Do strong property rights institutions always help, or might they sometimes actually hinder development? Since Max Weber and before, scholars have claimed that the presence of politically autonomous cities, controlled by merchant oligarchies guaranteeing property rights, helped lead to Europe's rise. Yet others suggest that autonomous cities were a hindrance to growth because rule by merchant guilds resulted in restrictions that stifled innovation and trade. I present new evidence and a new interpretation that reconcile the two views of city autonomy. I show that politically autonomous cities initially had higher population growth rates than nonautonomous cities, but over time this situation reversed itself. My evidence also suggests why autonomous cities eventually disappeared as a form of political organization. Instead of military weakness, it may have been their political institutions that condemned them to become obsolete.

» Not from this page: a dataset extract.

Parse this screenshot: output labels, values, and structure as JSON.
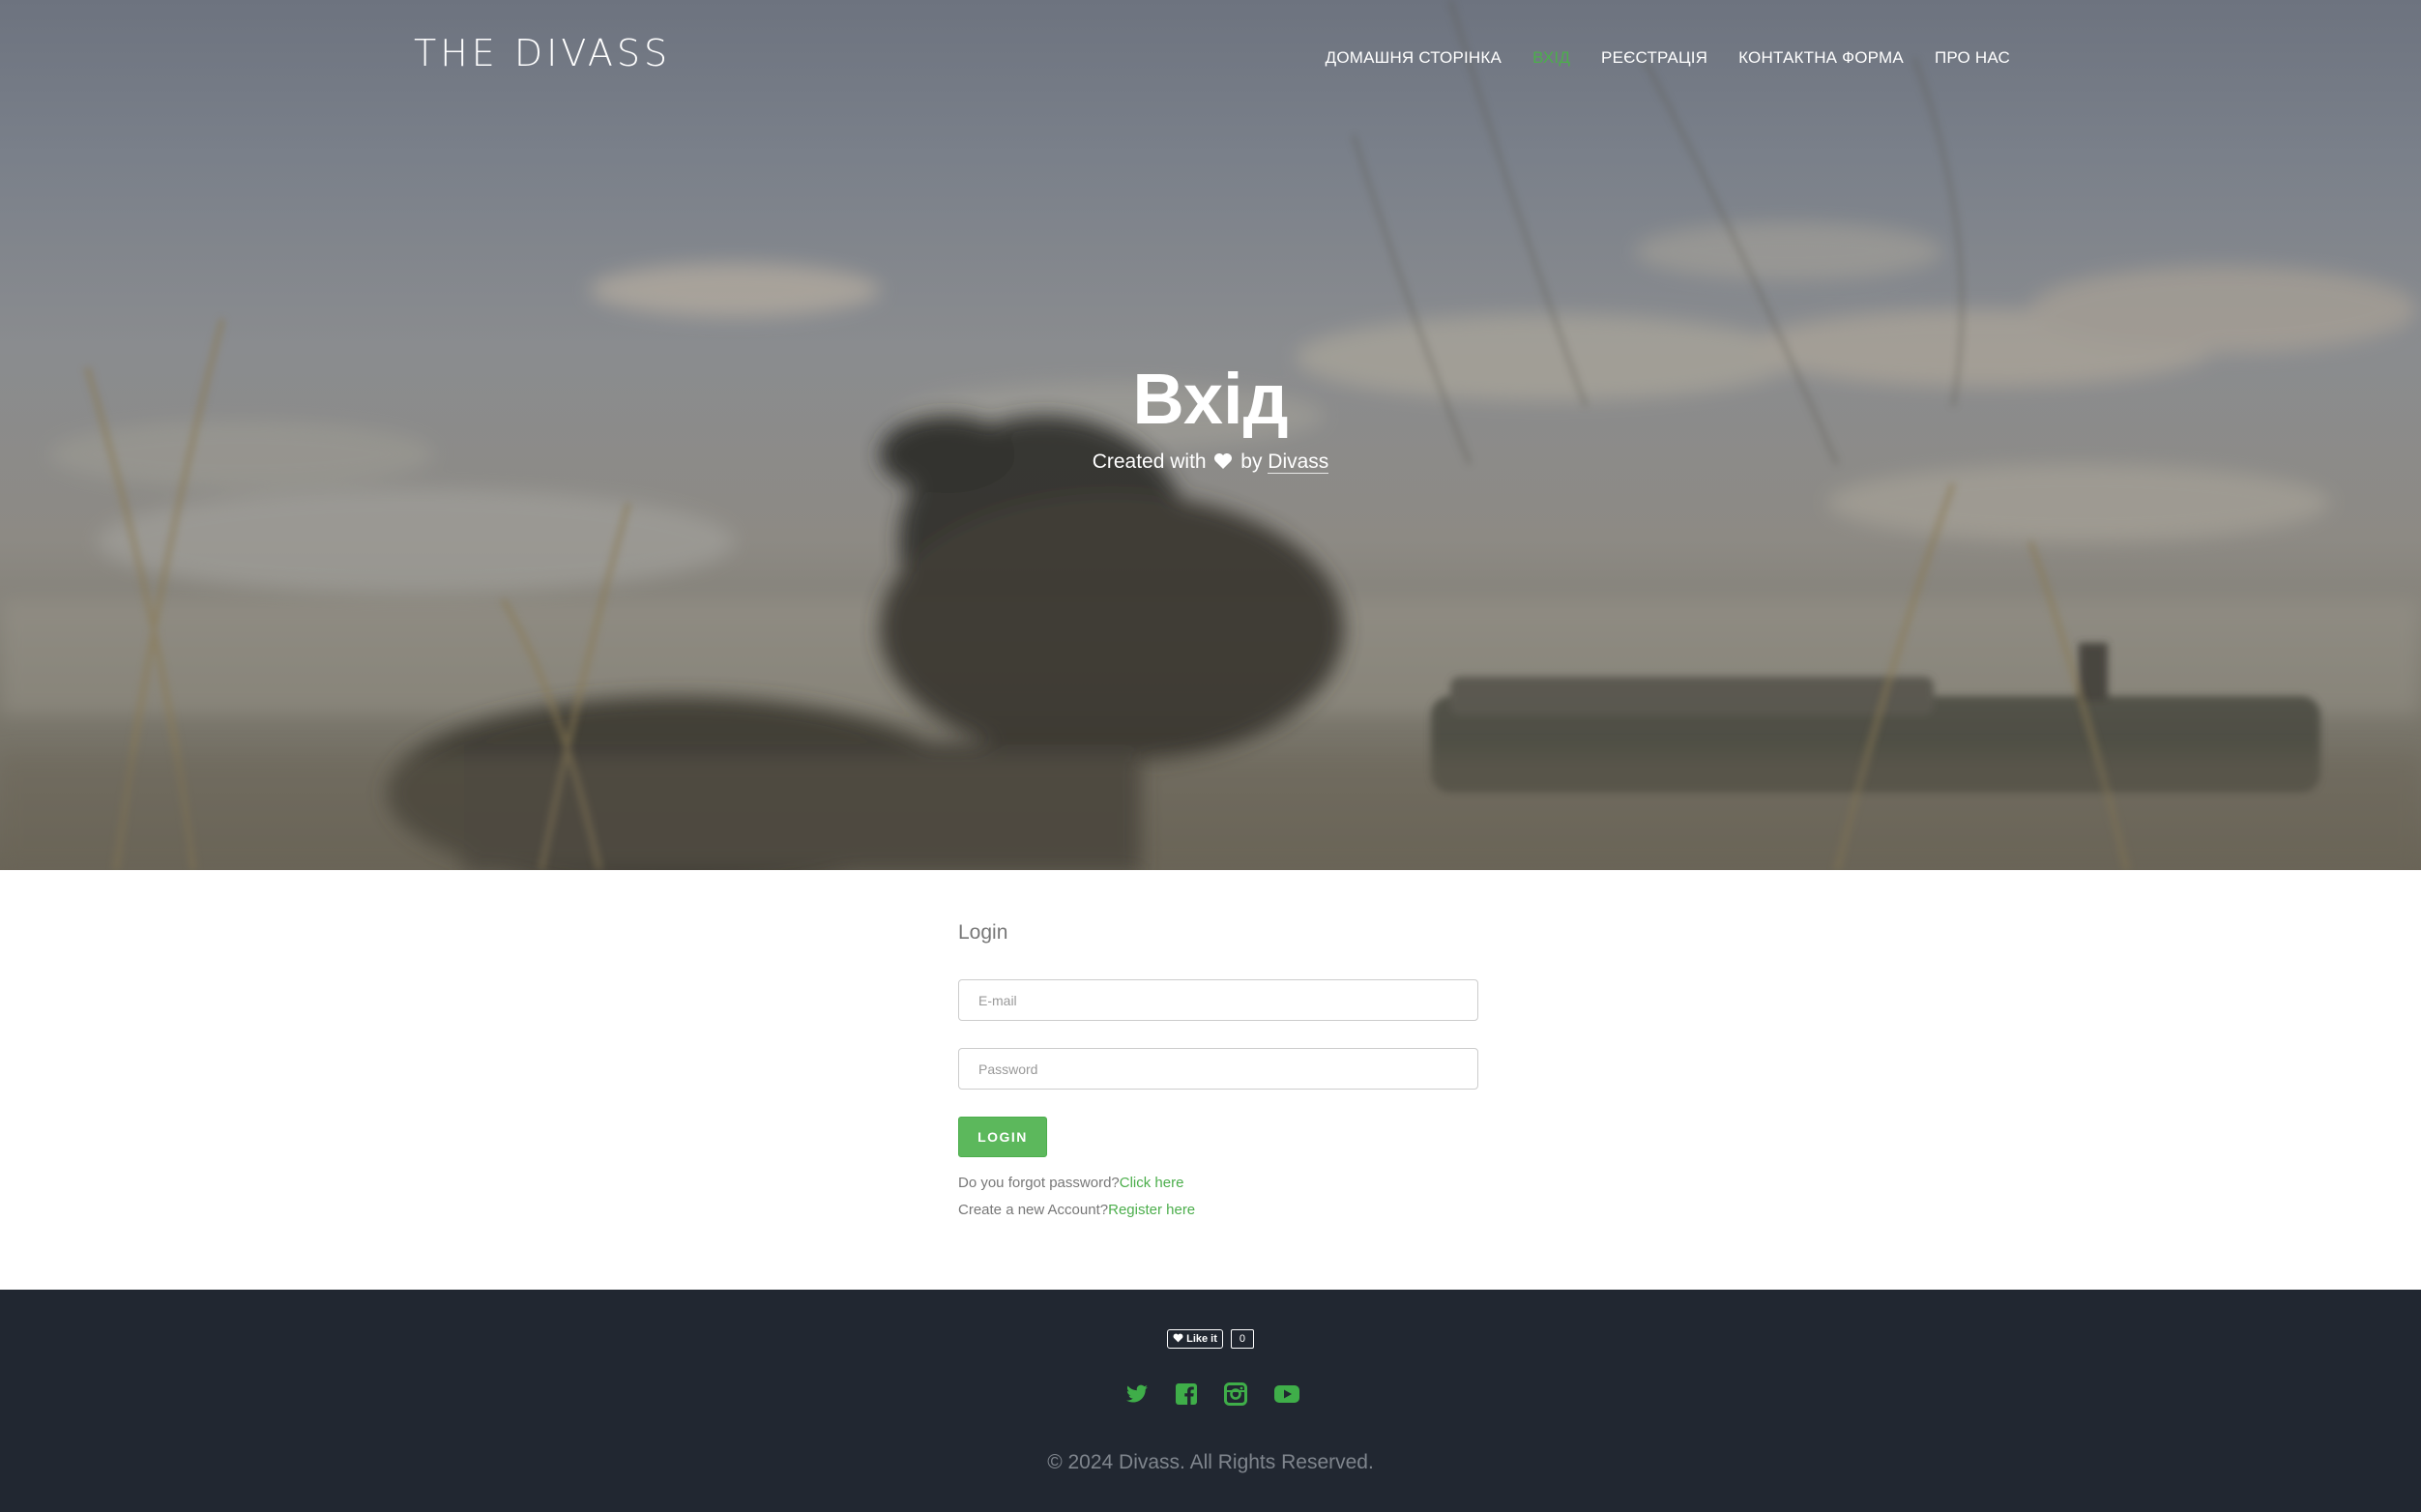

ASJC Scopus subject areas
- Sociology and Political Science
- Political Science and International Relations